My roommate and side-kick during that campaign was communications pro, Mike Steel (no, not that Michael Steele) who is now the Communications Director the U.S. House Republican Leader John Boehner. We spent an unhealthy amount of time together and I will never hear a Big and Rich tune without rollin’ across Oklahoma in a rented Monte Carlo running the campaign with a cell phone and a blackberry. (It was my work on the Coburn campaign that led to a Washington Post profile of my wife Julie in a story about the toll politics can take on families, and how my wife has earned sainthood for tolerating my work schedule.)
Coburn amassed a great team of people to help him in that race. The Oklahoma contingent included Mike Schwartz, Curt Price, Jerry Morris, Brian Treat, Greg Treat, Courtney Cox, Jane (now Treat), Martin Updike, John Hart, Tyler Faught, Tim Barr, Patrick Wyrick, Derek Sparks, and others who, embarrassingly, I can’t remember names. Chairing the victory operation was one of the nicest guys I’ve ever known, Mike Willis, and he had Austin and some others helping him.
The out-of-towners included me, Steel, Jason Miller and also Jon Lerner doing the polling and John Brabender and Rob Aho doing the media. There were a ton of others that came in towards the end, and Congressman John Shadegg spent a lot of time on conference calls assisting with strategy.
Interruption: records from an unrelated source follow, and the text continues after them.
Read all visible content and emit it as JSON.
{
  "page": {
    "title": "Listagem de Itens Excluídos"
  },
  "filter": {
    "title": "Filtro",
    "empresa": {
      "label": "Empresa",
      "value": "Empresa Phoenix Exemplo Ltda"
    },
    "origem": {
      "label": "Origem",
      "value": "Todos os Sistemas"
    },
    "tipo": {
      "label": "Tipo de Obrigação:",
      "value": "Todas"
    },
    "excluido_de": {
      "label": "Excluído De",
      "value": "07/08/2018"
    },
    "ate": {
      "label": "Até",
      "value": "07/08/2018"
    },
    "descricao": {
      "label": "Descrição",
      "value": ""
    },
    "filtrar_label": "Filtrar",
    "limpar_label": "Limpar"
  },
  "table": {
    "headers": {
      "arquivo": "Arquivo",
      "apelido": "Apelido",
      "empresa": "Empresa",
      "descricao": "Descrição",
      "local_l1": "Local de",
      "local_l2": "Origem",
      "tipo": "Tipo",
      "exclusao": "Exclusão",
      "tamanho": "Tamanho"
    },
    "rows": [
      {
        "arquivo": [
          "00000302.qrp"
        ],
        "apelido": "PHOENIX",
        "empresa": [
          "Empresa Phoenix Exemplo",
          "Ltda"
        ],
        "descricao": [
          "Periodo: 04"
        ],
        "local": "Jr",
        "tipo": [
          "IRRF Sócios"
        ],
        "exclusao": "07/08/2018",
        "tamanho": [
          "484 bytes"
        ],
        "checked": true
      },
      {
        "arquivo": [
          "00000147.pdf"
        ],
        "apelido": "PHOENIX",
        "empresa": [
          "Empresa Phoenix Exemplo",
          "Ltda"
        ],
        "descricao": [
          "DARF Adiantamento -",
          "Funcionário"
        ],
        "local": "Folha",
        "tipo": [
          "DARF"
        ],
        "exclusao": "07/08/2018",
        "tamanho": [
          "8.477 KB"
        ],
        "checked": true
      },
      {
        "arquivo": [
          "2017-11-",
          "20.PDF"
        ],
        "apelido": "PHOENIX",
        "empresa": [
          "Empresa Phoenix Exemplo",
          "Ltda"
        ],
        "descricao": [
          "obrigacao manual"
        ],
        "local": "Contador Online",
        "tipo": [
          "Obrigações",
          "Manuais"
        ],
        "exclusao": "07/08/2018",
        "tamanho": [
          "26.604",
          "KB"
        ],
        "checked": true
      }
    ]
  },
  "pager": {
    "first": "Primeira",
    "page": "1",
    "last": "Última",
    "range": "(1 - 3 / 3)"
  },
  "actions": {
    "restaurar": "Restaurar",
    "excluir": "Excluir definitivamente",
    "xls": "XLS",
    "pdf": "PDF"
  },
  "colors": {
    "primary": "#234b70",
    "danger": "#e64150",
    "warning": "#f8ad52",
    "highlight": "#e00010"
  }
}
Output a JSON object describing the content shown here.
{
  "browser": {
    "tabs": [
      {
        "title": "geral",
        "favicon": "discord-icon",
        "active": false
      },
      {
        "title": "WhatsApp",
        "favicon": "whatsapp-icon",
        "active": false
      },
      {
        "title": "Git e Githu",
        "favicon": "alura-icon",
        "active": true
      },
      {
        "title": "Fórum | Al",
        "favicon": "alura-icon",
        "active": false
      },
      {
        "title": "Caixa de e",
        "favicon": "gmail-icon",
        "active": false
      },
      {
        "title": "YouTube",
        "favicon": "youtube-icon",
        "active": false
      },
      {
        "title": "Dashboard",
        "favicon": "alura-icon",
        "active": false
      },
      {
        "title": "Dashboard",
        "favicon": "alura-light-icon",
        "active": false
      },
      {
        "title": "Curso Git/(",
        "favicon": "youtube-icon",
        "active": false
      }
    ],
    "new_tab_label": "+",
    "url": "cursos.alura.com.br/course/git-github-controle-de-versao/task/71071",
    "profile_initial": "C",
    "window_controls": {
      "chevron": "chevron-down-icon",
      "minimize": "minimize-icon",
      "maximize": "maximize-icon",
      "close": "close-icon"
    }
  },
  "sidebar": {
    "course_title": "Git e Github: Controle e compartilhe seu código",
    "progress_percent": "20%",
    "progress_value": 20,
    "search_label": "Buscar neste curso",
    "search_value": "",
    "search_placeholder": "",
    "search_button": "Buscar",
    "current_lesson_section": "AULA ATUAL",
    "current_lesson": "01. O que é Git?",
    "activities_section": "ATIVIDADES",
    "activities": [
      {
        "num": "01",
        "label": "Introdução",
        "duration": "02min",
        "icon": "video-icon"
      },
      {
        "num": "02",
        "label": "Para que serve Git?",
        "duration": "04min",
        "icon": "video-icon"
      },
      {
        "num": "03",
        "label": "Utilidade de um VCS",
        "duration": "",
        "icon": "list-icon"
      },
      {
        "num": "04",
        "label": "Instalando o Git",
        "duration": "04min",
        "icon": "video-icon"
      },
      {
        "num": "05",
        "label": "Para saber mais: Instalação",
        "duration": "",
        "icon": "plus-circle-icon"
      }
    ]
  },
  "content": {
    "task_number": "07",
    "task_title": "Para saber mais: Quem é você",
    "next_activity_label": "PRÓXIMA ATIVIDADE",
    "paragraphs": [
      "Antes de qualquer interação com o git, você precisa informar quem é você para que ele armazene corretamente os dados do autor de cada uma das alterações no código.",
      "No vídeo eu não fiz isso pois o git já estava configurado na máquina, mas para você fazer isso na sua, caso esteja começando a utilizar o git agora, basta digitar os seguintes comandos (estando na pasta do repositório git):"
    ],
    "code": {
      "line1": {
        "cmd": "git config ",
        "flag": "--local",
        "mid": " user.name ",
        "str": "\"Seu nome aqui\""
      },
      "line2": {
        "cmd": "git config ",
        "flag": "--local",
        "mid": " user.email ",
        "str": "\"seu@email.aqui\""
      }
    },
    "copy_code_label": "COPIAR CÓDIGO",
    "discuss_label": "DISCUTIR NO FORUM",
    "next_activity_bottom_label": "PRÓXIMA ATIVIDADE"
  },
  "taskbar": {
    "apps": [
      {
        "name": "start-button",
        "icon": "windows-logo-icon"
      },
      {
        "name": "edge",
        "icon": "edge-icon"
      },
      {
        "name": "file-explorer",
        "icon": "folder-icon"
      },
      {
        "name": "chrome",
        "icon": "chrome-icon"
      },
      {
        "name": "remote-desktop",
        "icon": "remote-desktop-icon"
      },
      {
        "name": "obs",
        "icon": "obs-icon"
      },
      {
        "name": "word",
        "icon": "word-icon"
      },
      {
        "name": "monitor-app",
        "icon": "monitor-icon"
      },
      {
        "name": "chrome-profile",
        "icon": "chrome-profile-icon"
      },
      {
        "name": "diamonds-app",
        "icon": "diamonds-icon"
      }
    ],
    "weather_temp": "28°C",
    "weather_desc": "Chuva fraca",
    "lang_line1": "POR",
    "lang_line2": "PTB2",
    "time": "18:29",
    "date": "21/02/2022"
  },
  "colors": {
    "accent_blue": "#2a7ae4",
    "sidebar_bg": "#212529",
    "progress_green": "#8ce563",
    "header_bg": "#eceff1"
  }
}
All this walk down memory lane came as a result of Dr. Tom’s announcement on Monday that he will run for re-election. A video of his announcement is here.
All you need to know is in this video produced by the folks at Brabender Cox:
John Lewis was the top vote-getter for Mayor of Gilbert today, with more than 40 percent of the vote in a race that was supposed to be close. Second place for a spot in the run-off is Don Skousen with about 20 percent of the vote. Incumbent Mayor Steve Berman came in third with about 18 percent.
I have not blogged about the Gilbert race because I am the general consultant for Lewis and I have kept clients out of my blog to this point. But I’m a happy camper tonight. This shows what a real grassroots campaign can do to cut through the noise of a crowded field. There were a few super stars (other than John and his wife LaCinda) who made this happen: Chad Heywood, who managed the campaign, Jill Geigle and Lori Wood who repeated their stellar performance from the Yes on 102 campaign to make sure that the volunteer phone banks never went quiet and Miranda Culver who helped keep the volunteers coming to the phones.
I can’t tell you how many times I have sat in campaign meetings, seminars, candidate trainings, etc. and heard high-priced “expert” consultants dismiss the importance of phone banks in campaigns. I have always enjoyed the vindication of wins that come from not straying from that strategy. It got John Shadegg elected in his first primary, it got Tom Coburn elected to the U.S. Senate, it pushed the Prop. 102 initiative into double digits, and now it put John Lewis firmly in the pole position for the run-off.
John is a stellar candidate, a wonderful man, and he’s going to make a fantastic Mayor.